This includes the film’s two major new characters. The more prominent character, of course, is Spider-Man (Tom Holland), making his MCU debut. From his relatively brief appearance in the film, it’s easy to see how they could write him out. He’s not important to the film. But his presence is fun. No offense to Tobey Maguire or Andrew Garfield, but Tom Holland’s Spider-Man is, with his brief appearance here, the definitive take on both Spider-Man and Peter Parker. He’s young and clearly inexperienced. He’s a bit of a fanboy. He’s delightfully quippy, and when he gets into the action, he adds something new.
But the bigger addition is Black Panther (Chadwick Bozeman). T’Challa, the prince of Wakanda, is a driving force throughout the film, particularly once he suits up as Black Panther to hunt down the Winter Soldier. He has his own reasons for supporting Iron Man, but he has a clear arc of growth as he encounters the others fighting. With him, the proper introduction of Wakanda also promises something new and different for the MCU going forward.
There’s also the matter of Zemo, the film’s nominal villain. He takes a backseat to the fighting between the heroes, but unlike how most MCU villains are woefully underutilized, Zemo’s presence is eerily, chillingly perfect. When Zemo’s plan is finally revealed, it’s shocking – and when his own motivations are also revealed, they make sense. He’s looking for something other than world domination, or the destruction of mankind. He’s not following the formula for what we’ve seen in most of the MCU’s villain slots, thankfully.
Of course, well-developed characters and a great story are great, but the film’s biggest hook is seeing Captain America, Iron Man, and the rest fight each other. And my god, it’s handled perfectly. Joe and Anthony Russo already impressed audiences with their action sequences in The Winter Soldier, especially in how they managed to make Captain America’s fighting style hit hard, but that looks like nothing compared to what they do in Civil War. There’s a fluidity to the action that makes it easy to watch, even when a dozen superheroes are duking it out.
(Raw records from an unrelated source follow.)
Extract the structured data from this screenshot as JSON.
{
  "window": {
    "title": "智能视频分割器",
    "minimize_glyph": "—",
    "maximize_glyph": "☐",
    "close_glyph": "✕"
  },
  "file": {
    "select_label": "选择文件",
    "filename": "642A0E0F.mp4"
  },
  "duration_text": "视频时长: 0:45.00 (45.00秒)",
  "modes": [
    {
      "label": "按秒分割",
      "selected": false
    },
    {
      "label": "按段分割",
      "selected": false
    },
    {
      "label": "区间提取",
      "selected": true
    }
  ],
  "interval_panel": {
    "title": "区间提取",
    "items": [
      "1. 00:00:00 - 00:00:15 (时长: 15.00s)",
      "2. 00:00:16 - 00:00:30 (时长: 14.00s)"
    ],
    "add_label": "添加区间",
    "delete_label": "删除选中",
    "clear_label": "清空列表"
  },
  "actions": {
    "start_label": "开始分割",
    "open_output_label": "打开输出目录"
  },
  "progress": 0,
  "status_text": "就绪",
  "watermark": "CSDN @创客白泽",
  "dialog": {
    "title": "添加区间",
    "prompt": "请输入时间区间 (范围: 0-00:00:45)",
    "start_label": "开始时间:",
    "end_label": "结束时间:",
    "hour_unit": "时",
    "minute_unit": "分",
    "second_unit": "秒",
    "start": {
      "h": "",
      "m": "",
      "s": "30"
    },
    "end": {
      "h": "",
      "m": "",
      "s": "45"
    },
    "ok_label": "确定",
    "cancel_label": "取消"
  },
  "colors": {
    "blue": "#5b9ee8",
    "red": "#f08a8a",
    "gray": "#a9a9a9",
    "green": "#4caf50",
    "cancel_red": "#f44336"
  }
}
Everyone’s powers are highlighted well, in spite of the many differences between the characters’ abilities.
Captain America: Civil War is a stunning addition to the Marvel Cinematic Universe. It’s filled with the elements that have drawn audiences in over the years, from humor to heart. It’s also not afraid to get rough with its characters, who may take positions in the film that surprise some of their fans. It’s morally complex, and it’s not afraid to leave on a note that’s something other than upbeat. It’s a promising start to what may shape up to be a very different MCU phase, and once again raises the bar for what to expect from this particular franchise.